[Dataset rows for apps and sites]
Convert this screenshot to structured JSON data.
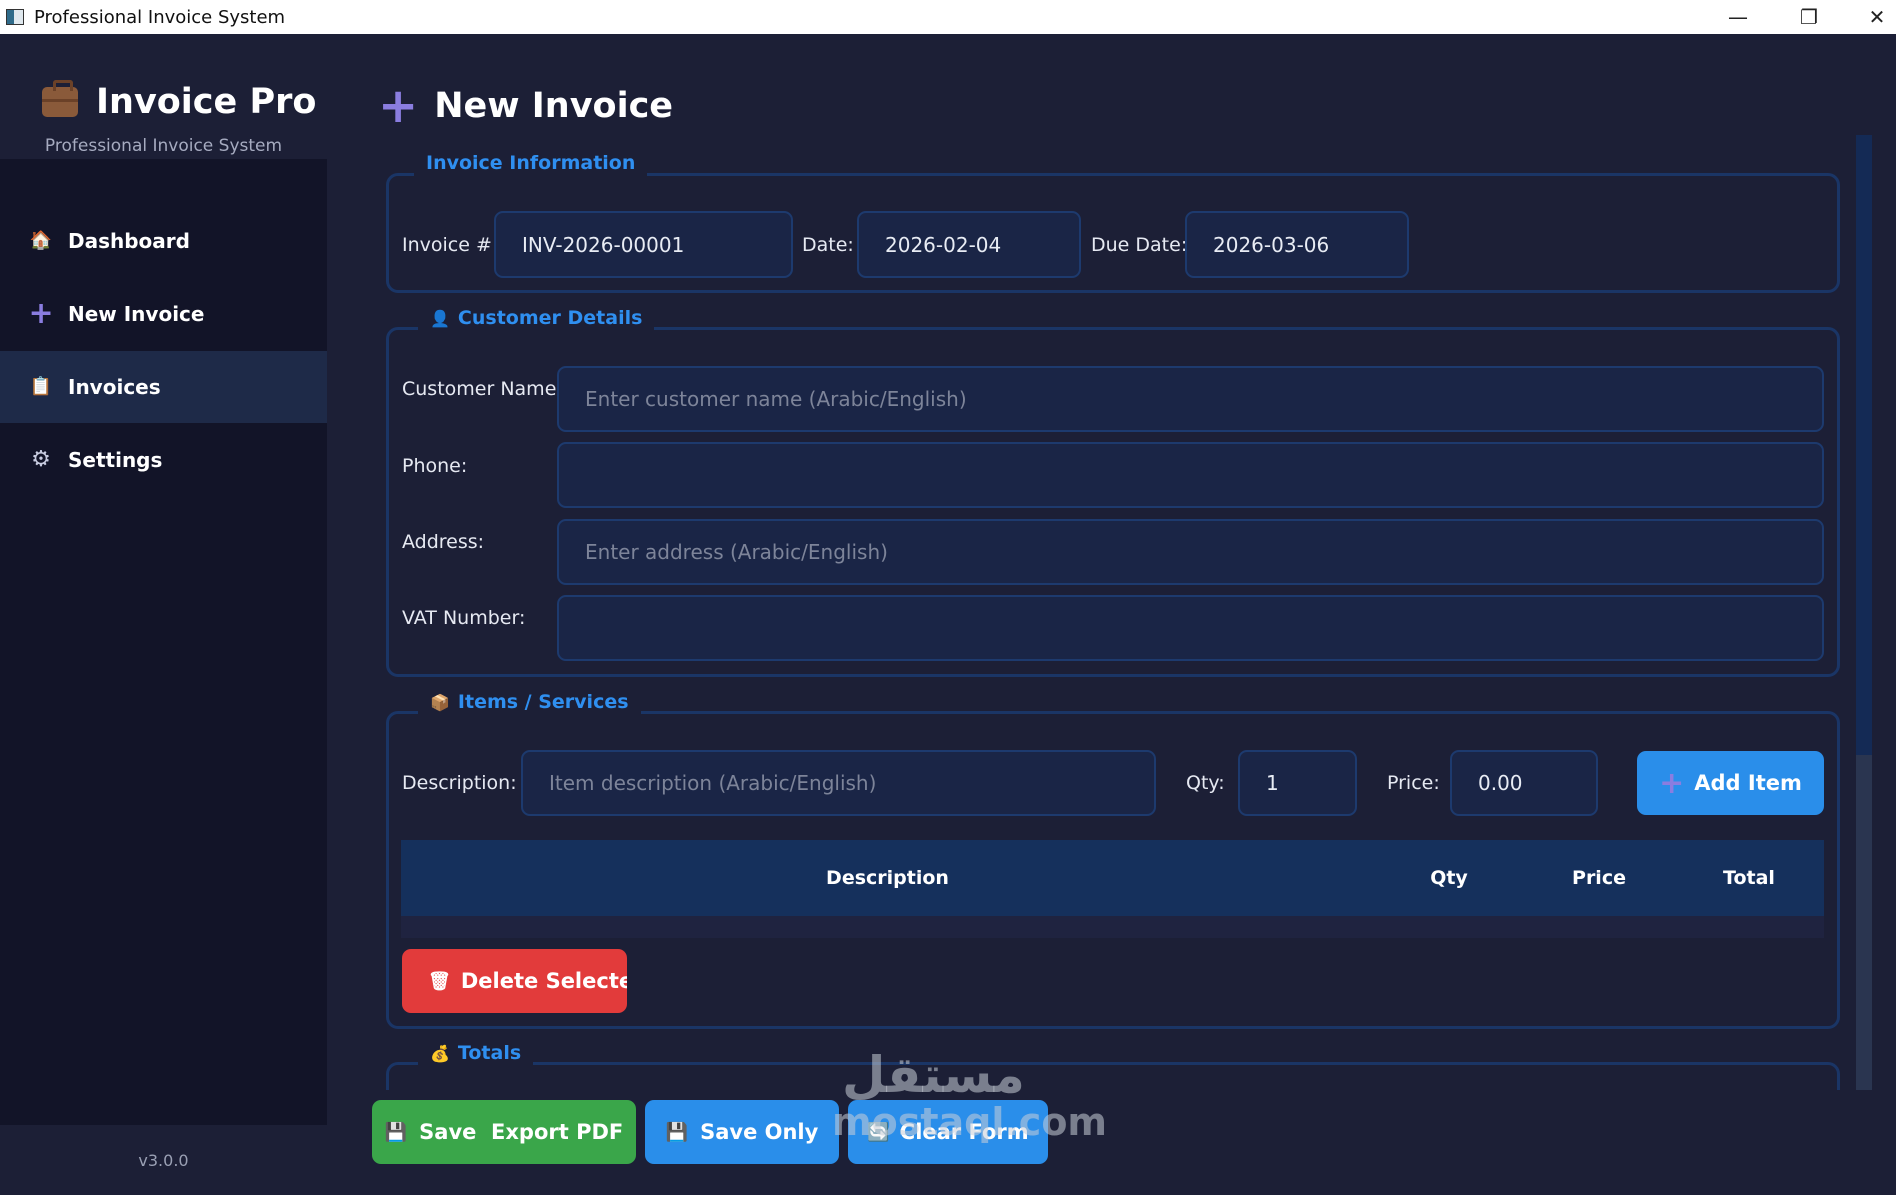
{
  "window": {
    "title": "Professional Invoice System",
    "controls": {
      "minimize": "—",
      "restore": "❐",
      "close": "✕"
    }
  },
  "sidebar": {
    "brand": "Invoice Pro",
    "brand_subtitle": "Professional Invoice System",
    "items": [
      {
        "label": "Dashboard",
        "icon": "house-icon",
        "glyph": "🏠"
      },
      {
        "label": "New Invoice",
        "icon": "plus-icon",
        "glyph": "+"
      },
      {
        "label": "Invoices",
        "icon": "clipboard-icon",
        "glyph": "📋",
        "active": true
      },
      {
        "label": "Settings",
        "icon": "gear-icon",
        "glyph": "⚙"
      }
    ],
    "version": "v3.0.0"
  },
  "page": {
    "title": "New Invoice",
    "title_glyph": "+"
  },
  "invoice_info": {
    "legend": "Invoice Information",
    "invoice_label": "Invoice #:",
    "invoice_value": "INV-2026-00001",
    "date_label": "Date:",
    "date_value": "2026-02-04",
    "due_label": "Due Date:",
    "due_value": "2026-03-06"
  },
  "customer": {
    "legend": "Customer Details",
    "legend_glyph": "👤",
    "name_label": "Customer Name:",
    "name_placeholder": "Enter customer name (Arabic/English)",
    "phone_label": "Phone:",
    "phone_value": "",
    "address_label": "Address:",
    "address_placeholder": "Enter address (Arabic/English)",
    "vat_label": "VAT Number:",
    "vat_value": ""
  },
  "items": {
    "legend": "Items / Services",
    "legend_glyph": "📦",
    "desc_label": "Description:",
    "desc_placeholder": "Item description (Arabic/English)",
    "qty_label": "Qty:",
    "qty_value": "1",
    "price_label": "Price:",
    "price_value": "0.00",
    "add_button": "Add Item",
    "add_glyph": "+",
    "table_headers": [
      "Description",
      "Qty",
      "Price",
      "Total"
    ],
    "delete_button": "Delete Selecte",
    "delete_glyph": "🗑"
  },
  "totals": {
    "legend": "Totals",
    "legend_glyph": "💰"
  },
  "actions": {
    "save_export": "Save  Export PDF",
    "save_only": "Save Only",
    "clear_form": "Clear Form",
    "save_glyph": "💾",
    "clear_glyph": "🔄"
  },
  "watermark": {
    "arabic": "مستقل",
    "latin": "mostaql.com"
  },
  "colors": {
    "background": "#1c1f36",
    "sidebar": "#121428",
    "accent_blue": "#2f8ff0",
    "button_blue": "#2a8eea",
    "button_green": "#3aa64a",
    "button_red": "#e23b3b",
    "field_bg": "#1a2546",
    "border": "#1a3566"
  }
}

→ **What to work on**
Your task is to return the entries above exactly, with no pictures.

→ **Task output**
Convert this screenshot to structured JSON data.
{
  "window": {
    "title": "Professional Invoice System",
    "controls": {
      "minimize": "—",
      "restore": "❐",
      "close": "✕"
    }
  },
  "sidebar": {
    "brand": "Invoice Pro",
    "brand_subtitle": "Professional Invoice System",
    "items": [
      {
        "label": "Dashboard",
        "icon": "house-icon",
        "glyph": "🏠"
      },
      {
        "label": "New Invoice",
        "icon": "plus-icon",
        "glyph": "+"
      },
      {
        "label": "Invoices",
        "icon": "clipboard-icon",
        "glyph": "📋",
        "active": true
      },
      {
        "label": "Settings",
        "icon": "gear-icon",
        "glyph": "⚙"
      }
    ],
    "version": "v3.0.0"
  },
  "page": {
    "title": "New Invoice",
    "title_glyph": "+"
  },
  "invoice_info": {
    "legend": "Invoice Information",
    "invoice_label": "Invoice #:",
    "invoice_value": "INV-2026-00001",
    "date_label": "Date:",
    "date_value": "2026-02-04",
    "due_label": "Due Date:",
    "due_value": "2026-03-06"
  },
  "customer": {
    "legend": "Customer Details",
    "legend_glyph": "👤",
    "name_label": "Customer Name:",
    "name_placeholder": "Enter customer name (Arabic/English)",
    "phone_label": "Phone:",
    "phone_value": "",
    "address_label": "Address:",
    "address_placeholder": "Enter address (Arabic/English)",
    "vat_label": "VAT Number:",
    "vat_value": ""
  },
  "items": {
    "legend": "Items / Services",
    "legend_glyph": "📦",
    "desc_label": "Description:",
    "desc_placeholder": "Item description (Arabic/English)",
    "qty_label": "Qty:",
    "qty_value": "1",
    "price_label": "Price:",
    "price_value": "0.00",
    "add_button": "Add Item",
    "add_glyph": "+",
    "table_headers": [
      "Description",
      "Qty",
      "Price",
      "Total"
    ],
    "delete_button": "Delete Selecte",
    "delete_glyph": "🗑"
  },
  "totals": {
    "legend": "Totals",
    "legend_glyph": "💰"
  },
  "actions": {
    "save_export": "Save  Export PDF",
    "save_only": "Save Only",
    "clear_form": "Clear Form",
    "save_glyph": "💾",
    "clear_glyph": "🔄"
  },
  "watermark": {
    "arabic": "مستقل",
    "latin": "mostaql.com"
  },
  "colors": {
    "background": "#1c1f36",
    "sidebar": "#121428",
    "accent_blue": "#2f8ff0",
    "button_blue": "#2a8eea",
    "button_green": "#3aa64a",
    "button_red": "#e23b3b",
    "field_bg": "#1a2546",
    "border": "#1a3566"
  }
}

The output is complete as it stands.